Discover more from Oklahoma Columnist, by Clay Horning
For T-Wolves, falling short a tribute to all they'd already done
Trying to win their third straight state title, the Norman North girls played until they had nothing left
Note: The columns I write each Saturday at OklahomaColumnist also appear in the Sunday edition of The Norman Transcript. This is my entry from another State Championship Saturday.
OKLAHOMA CITY — As time ran out on the Norman North girls early Saturday afternoon at Taft Stadium, as regulation drew to a close, as each overtime period became exhausted, as the penalty kicks commenced, you could see it.
Forever, they’d given all they had for the cause until, finally, the tank ran dry.
“I thought it was sloppy for both groups,” coach Trevor Laffoon said. “I don’t think it was a good game, to be honest, for either team.”
Later, he added, “I think the energy level was a little lower than I would have liked, and I think the girls would have liked, but you know …”
The thought ended.
He wasn’t wrong.
Neither Deer Creek nor North put a whole lot together for a 100 minutes of soccer, all of it a prelude to the most lopsided of shootouts, the Timberwolves missing all four of their chances and the Antlers converting two of three, enough to clinch their 1-0 Class 6A state championship victory.
Yet, Laffoon might have missed, sort of, what appeared to be at hand.
Not just that his team had nothing left, but that the reason it had nothing left was locked up in all that it had already done.
When his seniors were freshmen, North won it all. When they were sophomores, very likely the state’s best team again, the coronavirus pandemic stole their opportunity to repeat. Then, a year ago, they won it all again, not dropping a single game.
If Saturday proved anything, it was how fabulously and horrendously difficult it must have been for the T-Wolves to have come so far already.
Winning a state title is really hard. Winning two straight state titles is really, really hard and winning three straight is still harder.
Go ask anybody who’s done it; presuming you can find them because the list is woefully short.
“I thought we played hard,” Becca Tweety, a senior, said. “I thought we came out strong. I thought we played our hardest.”
Then she said something else.
Having done so much, having created their own expectations and having played under the pressure those expectations create … “It’s a lot to carry with you,” she said.
You know who was carrying nothing with them?
The Deer Creek girls.
You know who else was carrying nothing with them?
The Norman North boys.
History is a propellor.
It also weighs a ton.
The North girls were the best team on the pitch for the majority of Saturday’s contest, but shot advantages, though preferable to shot disadvantages, do not win games.
The two most dangerous players on the field had to be Jada Ryan and Narissa Fults, the first playing for her third state championship and the second for her second.
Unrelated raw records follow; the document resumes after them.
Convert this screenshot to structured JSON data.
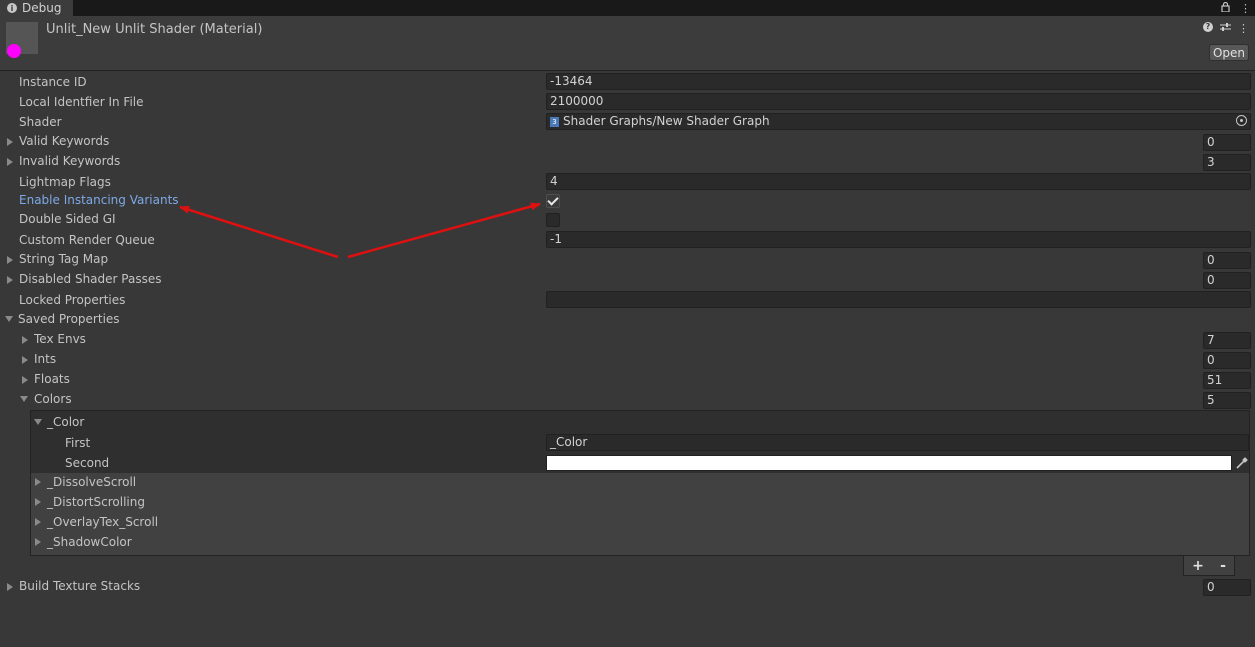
{
  "tab": {
    "title": "Debug",
    "icons": [
      "lock-icon",
      "more-icon"
    ]
  },
  "header": {
    "title": "Unlit_New Unlit Shader (Material)",
    "open_label": "Open",
    "icons": [
      "help-icon",
      "settings-icon",
      "more-icon"
    ],
    "thumb_color": "#ff00ff"
  },
  "props": {
    "instance_id": {
      "label": "Instance ID",
      "value": "-13464"
    },
    "local_id": {
      "label": "Local Identfier In File",
      "value": "2100000"
    },
    "shader": {
      "label": "Shader",
      "value": "Shader Graphs/New Shader Graph",
      "icon_text": "3"
    },
    "valid_keywords": {
      "label": "Valid Keywords",
      "value": "0"
    },
    "invalid_keywords": {
      "label": "Invalid Keywords",
      "value": "3"
    },
    "lightmap_flags": {
      "label": "Lightmap Flags",
      "value": "4"
    },
    "instancing": {
      "label": "Enable Instancing Variants",
      "checked": true
    },
    "double_sided_gi": {
      "label": "Double Sided GI",
      "checked": false
    },
    "render_queue": {
      "label": "Custom Render Queue",
      "value": "-1"
    },
    "string_tag_map": {
      "label": "String Tag Map",
      "value": "0"
    },
    "disabled_passes": {
      "label": "Disabled Shader Passes",
      "value": "0"
    },
    "locked_props": {
      "label": "Locked Properties",
      "value": ""
    },
    "saved_props": {
      "label": "Saved Properties"
    },
    "tex_envs": {
      "label": "Tex Envs",
      "value": "7"
    },
    "ints": {
      "label": "Ints",
      "value": "0"
    },
    "floats": {
      "label": "Floats",
      "value": "51"
    },
    "colors": {
      "label": "Colors",
      "value": "5"
    },
    "color_item": {
      "label": "_Color",
      "first_label": "First",
      "first_value": "_Color",
      "second_label": "Second",
      "second_color": "#ffffff"
    },
    "color_list": [
      "_DissolveScroll",
      "_DistortScrolling",
      "_OverlayTex_Scroll",
      "_ShadowColor"
    ],
    "list_add": "+",
    "list_remove": "-",
    "build_texture_stacks": {
      "label": "Build Texture Stacks",
      "value": "0"
    }
  },
  "annotation": {
    "arrow_color": "#e01010"
  }
}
And while they had chances, they weren’t great chances.
The Antlers led the game in frustration delivered, making the T-Wolves their fifth straight shutout victim and their eighth in nine tries.
“We started to panic because we were still in it,” said Hadley Horn, another senior. “It was still like either team’s game.”
It’s a cliché only because it’s true, the underdog has the advantage as long as contest’s even and the North girls haven’t been in that role in a long, long time.
“There was more pressure on us,” Horn said.
Walking into the handshake line, most T-Wolves kept their emotions in check. Half an hour later, walking out of the locker room, more didn’t.
The loss was one thing.
The end of the road was another.
“We’ve all played together forever and we’ve all been best friends and since we’re so close, we have such a special bond that other teams don’t,” said Londyn Furnish, a senior defender. “Things happen, but we’re always there for each other.”
Sports are a a funny thing.
You play to win, but if they don’t teach you how to lose, you’ve wasted your time playing them.
The T-Wolves have lost other games. Two others this season. They probably didn’t need to lose Saturday’s to get the lesson, but they passed the test nonetheless.
That, and they reminded everybody that getting so far, this season and past seasons, no matter how easy they made it look, it never was.
“It just sucked that it ended this way,” said Kendra Hudgins, a senior. “But we still love each other and we put our all into it.”
“We all just wanted it so bad,” said Furnish. “But it’s soccer, it’s gonna happen … I don’t know. We’re lucky to be here.”
Not what they wanted but it was all that they had and it’s hard to ask for any more.
“I’m proud of the girls,” Laffoon said.